As the Senate considers the Transportation, Housing and Urban Development (THUD) appropriations bill, S. 1243, an amendment has been filed that will threaten the safety of motorists and workers, resulting in more deaths and injuries and increase costs to taxpayers.
An amendment filed by Senator Inhofe (R-OK), will greatly broaden a current exemption to hours of service (HOS) regulations for the oil and gas industry. The amendment allows any driver – no special training needed – to drive to and from oil and gas well sites without including waiting time in a truck as “on-duty” time.
The THUD bill should advance safety and NOT include a GIVEAWAY to special interests that degrades safety.
Take Action Now
Please contact your Senators ASAP, or call the Capitol Switchboard at 202-224-3121 to be connected directly to your Senator’s office, and urge them to OPPOSE THE INHOFE AMENDMENT – #1770
- Every year on average 4,000 people are killed in truck crashes in the U.S. and another 80,000 are injured.
- Truck Crash Deaths are Increasing. In 2010, large truck crash fatalities increased by 9 percent and then increased again in 2011 despite an overall decline in motor vehicle deaths.
- The annual cost to society from crashes involving large trucks is estimated to be nearly $83 billion.
- Truck driver fatigue has been recognized as a major safety concern and a contributing factor to fatal truck crashes for over 70 years.
- Studies sponsored by the Federal Motor Carrier Safety Administration (FMCSA) reveal that 65% of truck drivers report that they often or sometimes feel drowsy while driving and nearly half of truck drivers admit that they had actually fallen asleep while driving in the previous year.
- Truck driving is consistently listed in the top 10 most dangerous jobs.

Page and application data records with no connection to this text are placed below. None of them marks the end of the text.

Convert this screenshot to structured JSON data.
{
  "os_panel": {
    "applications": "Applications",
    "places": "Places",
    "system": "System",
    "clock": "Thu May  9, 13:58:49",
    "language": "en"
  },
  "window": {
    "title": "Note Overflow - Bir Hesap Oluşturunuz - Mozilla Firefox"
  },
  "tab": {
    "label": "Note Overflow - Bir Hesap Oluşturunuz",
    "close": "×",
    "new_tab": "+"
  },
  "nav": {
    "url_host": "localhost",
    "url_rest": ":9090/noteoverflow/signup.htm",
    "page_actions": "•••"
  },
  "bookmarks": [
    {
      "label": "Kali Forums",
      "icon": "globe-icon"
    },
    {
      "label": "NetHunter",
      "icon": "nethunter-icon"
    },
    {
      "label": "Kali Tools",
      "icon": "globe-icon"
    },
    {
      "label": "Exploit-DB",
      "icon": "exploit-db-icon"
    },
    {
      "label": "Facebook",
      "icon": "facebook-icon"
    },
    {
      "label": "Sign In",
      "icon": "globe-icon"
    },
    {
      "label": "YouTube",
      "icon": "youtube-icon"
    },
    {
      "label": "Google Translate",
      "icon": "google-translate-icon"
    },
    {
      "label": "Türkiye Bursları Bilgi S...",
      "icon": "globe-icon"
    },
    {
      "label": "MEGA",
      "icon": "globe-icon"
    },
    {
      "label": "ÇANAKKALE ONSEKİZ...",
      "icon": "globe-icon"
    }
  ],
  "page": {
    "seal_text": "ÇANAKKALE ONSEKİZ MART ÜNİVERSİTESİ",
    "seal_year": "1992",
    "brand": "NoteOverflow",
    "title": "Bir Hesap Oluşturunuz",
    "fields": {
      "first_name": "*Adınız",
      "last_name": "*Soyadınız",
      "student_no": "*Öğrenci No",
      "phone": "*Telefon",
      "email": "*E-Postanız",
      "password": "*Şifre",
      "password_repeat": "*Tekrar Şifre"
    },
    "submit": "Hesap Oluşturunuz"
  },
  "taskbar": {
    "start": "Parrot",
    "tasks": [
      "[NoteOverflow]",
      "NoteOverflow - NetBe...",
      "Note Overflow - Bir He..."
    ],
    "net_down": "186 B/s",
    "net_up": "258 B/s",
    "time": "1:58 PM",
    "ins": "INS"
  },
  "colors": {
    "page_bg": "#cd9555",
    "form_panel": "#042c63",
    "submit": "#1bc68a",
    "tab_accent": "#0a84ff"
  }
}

- Life expectancy for truck drivers is just 61 years, 16 years less than the average due to the nature of the job.
- The demands of the job force truck drivers to spend up to 70 hours a week behind the wheel, and then work additional hours, for less pay than similar industries.
- Section 31315 of Title 49 of the U.S. Code already provides a process for those seeking exemptions from federal safety regulations. This process ensures that exemptions are given based on need and merit and that exemptions are given only to those who can demonstrate an equal level of safety will be maintained. Any and all exemptions from federal safety regulations should be reviewed and issued through this process.
- Last year, a New York Times investigative report on a special interest exemption from the federal HOS rule showed the devastating and deadly results of special interest exemptions for the industry.
Quotes from the New York Times Expose
“Over the past decade, more than 300 oil and gas workers…were killed in highway crashes, the largest cause of fatalities in the industry. Many of these deaths were due in part to oil field exemption from highway safety rules that allow truckers to work longer hours than drivers in most other industries…”
“Many oil field truckers say that while these exemptions help them earn more money, they are routinely used to pressure workers into driving after shifts that are 20 hours or longer.” (NYT, “Deadliest Danger Isn’t at the Rig but on the Road“, 5/14/12)
Quote from a Trucking Industry Publication on the Dangers of Trucks in the Energy Field
“While performing an essential energy mission, trucks are viewed as an inconvenience at best and unsafe or disruptive at worst. In a special enforcement focus during Roadcheck 2012, CVSA found significantly higher vehicle and driver out-of-service violations in the shale areas than elsewhere.” (Transport Topics 7-8-13)
Exemptions from federal motor carrier safety regulations compromise the safety, erode uniformity, and weaken enforcement efforts.
For More Information, contact the Truck Safety Coalition, 703-294-6404